That’s when it hit me. Some of these recent reboots are “professional” grade, alternate universe, alternate history fan fiction. They use the character names or the core idea and nothing else, and yet keep the original brand name.
Why call it Dark Shadows when it’s not? Why call it 21 Jump Street when it’s not? Heck, why is Michael Bay calling his reboot movie Teenage Mutant Ninja Turtles if his version of the characters is rumored to be aliens and not mutants at all?
Because Teenage Alien Ninja Turtles doesn’t have a brand following.
And that’s what this comes down to, people exploiting the brand following of one thing, whether that be Twilight or Teenage Mutant Ninja Turtles, to gain attention for something completely different.
Normally, authors don’t have a problem with fan fiction because no money changes hands. At best, fan fiction honors the original source material. At worst, non-profit fan fiction exploits the original brand for attention. But now, everywhere we turn, we’re seeing exploitation of brands for money.
Not all reboots (or fan fiction) are bad. The latest Star Trek reboot made an old brand feel fresh and relevant while honoring the original idea that made it popular to begin with.

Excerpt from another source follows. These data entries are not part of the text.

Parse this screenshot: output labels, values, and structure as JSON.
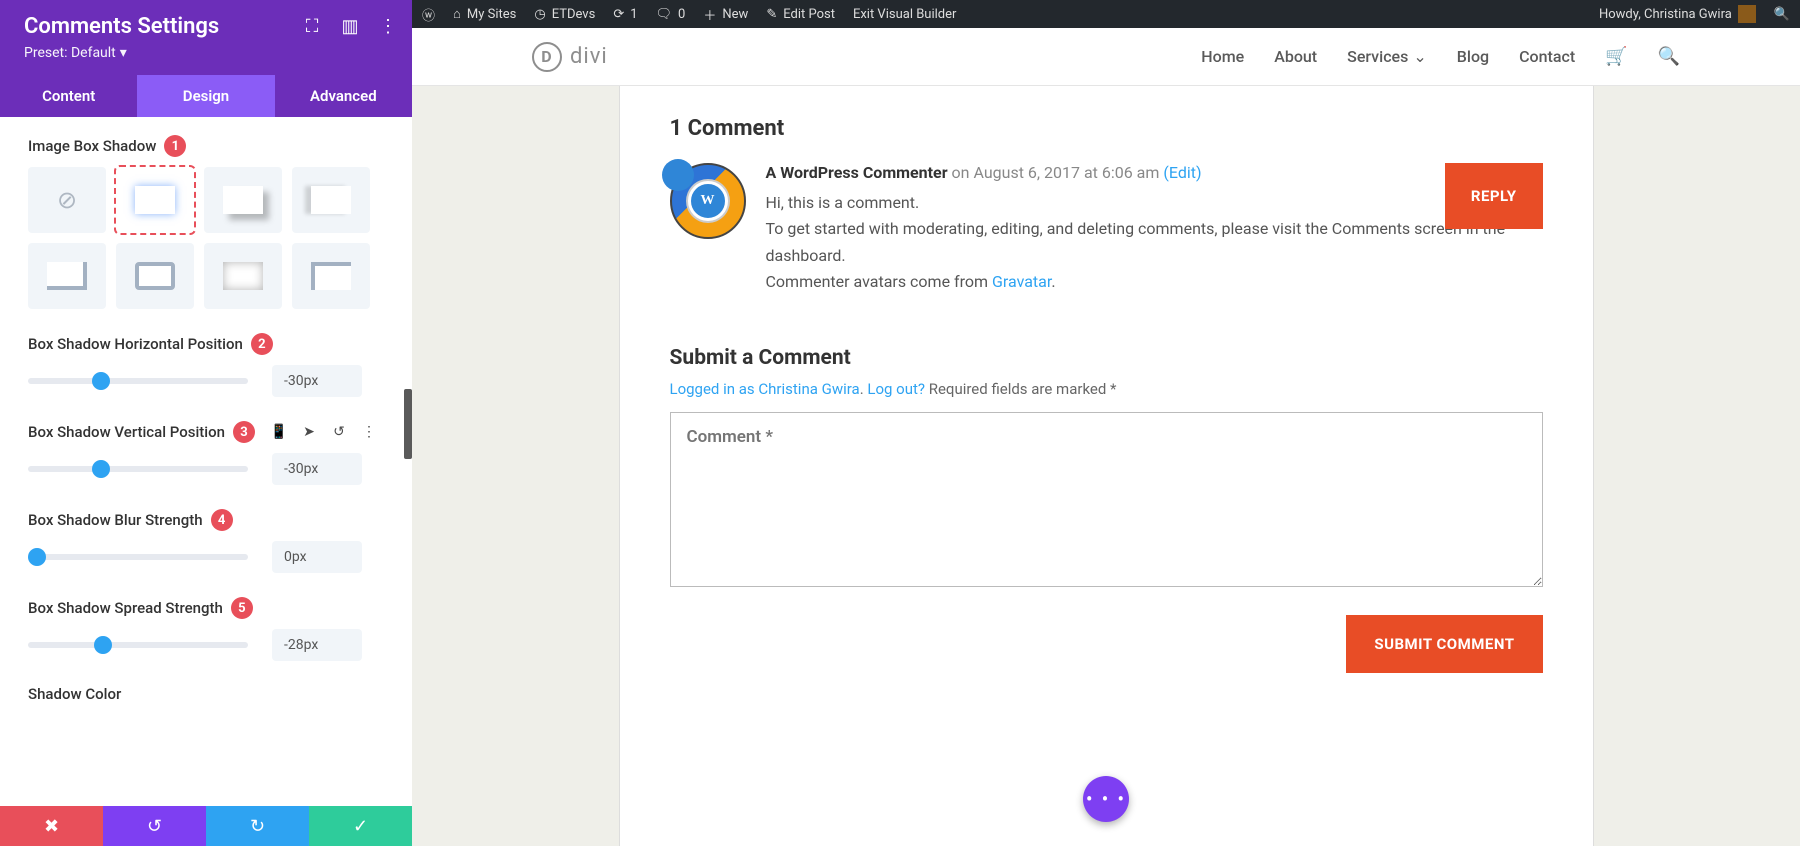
{
  "sidebar": {
    "title": "Comments Settings",
    "preset_label": "Preset: Default",
    "dropdown_glyph": "▾",
    "icons": {
      "expand": "⛶",
      "cols": "▥",
      "more": "⋮"
    },
    "tabs": {
      "content": "Content",
      "design": "Design",
      "advanced": "Advanced"
    },
    "labels": {
      "image_box_shadow": "Image Box Shadow",
      "h_pos": "Box Shadow Horizontal Position",
      "v_pos": "Box Shadow Vertical Position",
      "blur": "Box Shadow Blur Strength",
      "spread": "Box Shadow Spread Strength",
      "shadow_color": "Shadow Color"
    },
    "badges": {
      "shadow": "1",
      "hpos": "2",
      "vpos": "3",
      "blur": "4",
      "spread": "5"
    },
    "row_icons": {
      "phone": "📱",
      "cursor": "➤",
      "reset": "↺",
      "more": "⋮"
    },
    "values": {
      "hpos": "-30px",
      "vpos": "-30px",
      "blur": "0px",
      "spread": "-28px"
    },
    "footer_icons": {
      "cancel": "✖",
      "undo": "↺",
      "redo": "↻",
      "save": "✓"
    }
  },
  "wp": {
    "logo": "ⓦ",
    "my_sites": "My Sites",
    "etdevs": "ETDevs",
    "updates": "1",
    "comments": "0",
    "new": "New",
    "edit_post": "Edit Post",
    "exit": "Exit Visual Builder",
    "howdy": "Howdy, Christina Gwira"
  },
  "site": {
    "logo_letter": "D",
    "logo_text": "divi",
    "nav": {
      "home": "Home",
      "about": "About",
      "services": "Services",
      "blog": "Blog",
      "contact": "Contact"
    },
    "dd_glyph": "⌄",
    "cart_glyph": "🛒",
    "search_glyph": "🔍"
  },
  "comments": {
    "heading": "1 Comment",
    "author": "A WordPress Commenter",
    "on": " on ",
    "date": "August 6, 2017 at 6:06 am",
    "edit": "(Edit)",
    "avatar_letter": "W",
    "body1": "Hi, this is a comment.",
    "body2_a": "To get started with moderating, editing, and deleting comments, please visit the Comments screen in the dashboard.",
    "body3_a": "Commenter avatars come from ",
    "body3_link": "Gravatar",
    "body3_b": ".",
    "reply": "REPLY"
  },
  "form": {
    "heading": "Submit a Comment",
    "logged_in": "Logged in as Christina Gwira",
    "logout": "Log out?",
    "sep": ". ",
    "required": " Required fields are marked *",
    "placeholder": "Comment *",
    "submit": "SUBMIT COMMENT"
  },
  "fab": "• • •"
}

Honoring the original idea—that’s the kicker. That’s what makes these other attempts to cash in on a brand name feel icky to some. People grow very attached to their impressions of some brands, and dishonoring their perception of the original brand risks alienating those same people.
Brands—people’s impressions—are tricky things. We mess with them at our own risk.
Didn’t The Powers That Be learn anything from New Coke or George Lucas’s debacle with “Han shot first“? Rule number one in marketing should be: Don’t alienate people, especially not your target market.
Now I’ll probably go see the Dark Shadows movie, but I’ll have to keep the two impressions separate. If done well, people will go through the effort to maintain two different “brand boxes” in their mind. The original Batman TV show and the various movie reboots fall into this category for me. But asking people to wait before passing judgment isn’t something that most of us can get away with for our own brands.
So as we experiment with how to use our networks for marketing and sales purposes, we must always keep an eye on honoring the brand we have. We shouldn’t suddenly become someone different just because we’re trying to make sales. On social media, we have to maintain our normal socializing habits while adding a few marketing mentions. We should remain us, our brand, who we are inside, with just a touch of sales.
Don’t become an example of brand exploitation gone bad. Be the Star Trek reboot, honoring why people like us. Then they’ll be more likely to stick around to hear our message.
Can you think of other examples where brands were exploited simply to cash in? What about examples of brand exploitation done right? Do you think our acceptance of reboots depends on how big of fans we are of the original? Do you see parallels between these reboots and fan fiction? Do you have tips for how to maintain the brand vs. marketing balance?Pin It